The following is the revised version of a news release issued by the Grassroot Institute of Hawaii on March 25, 2021. It includes an expanded footnote and some language not found in the earlier verison.
Hawaii state tax revenues per capita exceed the national average by more than 100%, according to the Grassroot Institute of Hawaii
HONOLULU, March 25, 2021 >> Hawaii has the highest per-capita state tax quotient in the nation, according to new research from the Grassroot Institute of Hawaii.
Using data from the National Association of State Budget Officers and the U.S. Census Bureau, the institute calculated the per capita quotient for Hawaii to be $5,428 in fiscal 2020, down slightly from $5,593 in fiscal 2019, probably due to lagging tax payments.

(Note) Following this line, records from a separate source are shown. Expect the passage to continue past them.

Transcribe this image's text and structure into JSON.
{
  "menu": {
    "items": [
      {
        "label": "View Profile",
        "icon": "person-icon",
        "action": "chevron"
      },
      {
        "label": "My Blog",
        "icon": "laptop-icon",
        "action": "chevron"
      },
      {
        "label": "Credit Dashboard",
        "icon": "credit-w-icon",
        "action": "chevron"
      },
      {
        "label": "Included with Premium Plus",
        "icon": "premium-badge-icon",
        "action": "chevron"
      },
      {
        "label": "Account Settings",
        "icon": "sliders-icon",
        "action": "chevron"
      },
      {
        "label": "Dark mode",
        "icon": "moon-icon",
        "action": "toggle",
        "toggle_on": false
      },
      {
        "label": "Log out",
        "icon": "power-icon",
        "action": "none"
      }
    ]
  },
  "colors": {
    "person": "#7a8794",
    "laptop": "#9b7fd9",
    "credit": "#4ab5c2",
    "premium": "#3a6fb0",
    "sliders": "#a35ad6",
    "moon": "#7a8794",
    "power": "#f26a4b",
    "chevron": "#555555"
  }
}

For both years, Hawaii’s totals were more than double the national state averages: $2,664 in fiscal 2020 and $2,717 in fiscal 2019.
Connecticut ranked second highest in fiscal 2020, at $5,396; followed by Massachusetts, $4,944; Delaware, $4,587; and New Jersey, $4,246.
The five states with the lowest per-capita state tax quotients in fiscal 2020 were Michigan, $984; New Hampshire, $1,116; Nevada, $1,299; Florida, $1,443; and Missouri, $1,452.
The data shows that Hawaii’s general excise tax was responsible for the largest share of the state tax revenues, at $2,502 per capita for fiscal 2019. Since the tax is regressive, falling most heavily on those who earn the least, even those in the lowest economic brackets pay a hefty portion of their income to the state.
“I hope these new findings will cause our state legislators to stop adding new taxes,” said Keli’i Akina, institute president and CEO. “Everyone talks about the high cost of living in Hawaii and how it forces so many of our friends and family to leave for the mainland. But here we see one of the biggest reasons for that high cost of living: Hawaii’s sky-high taxes.
“Especially now, in the midst of Hawaii’s worst economic crisis in decades, we need our legislators to understand that that these high taxes are hurting our state. They are contributing to the state’s net population loss and doctor shortage, discouraging investment, and making it impossible for people to thrive, raise families and enjoy living in our state.”
In terms of county taxes, Hawaii’s per-capita county tax quotient ranked 25th in the nation as of fiscal 2018, the most recent year for which data is available.
Hawaii’s county property tax rates are relatively low by national standards, but the state’s high property values ensure that Hawaii residents pay close to the national average. In fiscal 2018 the Hawaii total was $1,355, slightly below the national average of $1,674.
When state and county tax quotients are combined, Hawaii ranked fifth highest, as of fiscal 2018, at $7,319 per capita. No. 1 in 2018 was New York, at $9,822, followed by Connecticut, $8,487; North Dakota, $7,591; and New Jersey, $7,419.
For more information or to arrange an interview with Keli’i Akina, please call Mark Coleman at 808-386-9047 or email firstname.lastname@example.org.
 “Grassroot Institute of Hawaii calculations of state and local taxes per capita FY 2018 – 2020,” Grassroot Institute of Hawaii, March 23, 2021, Excel file. Note: This analysis divides the state tax revenues of each state by their respective populations. It does not account for tax shifts due to out-of-state residents such as tourists or military.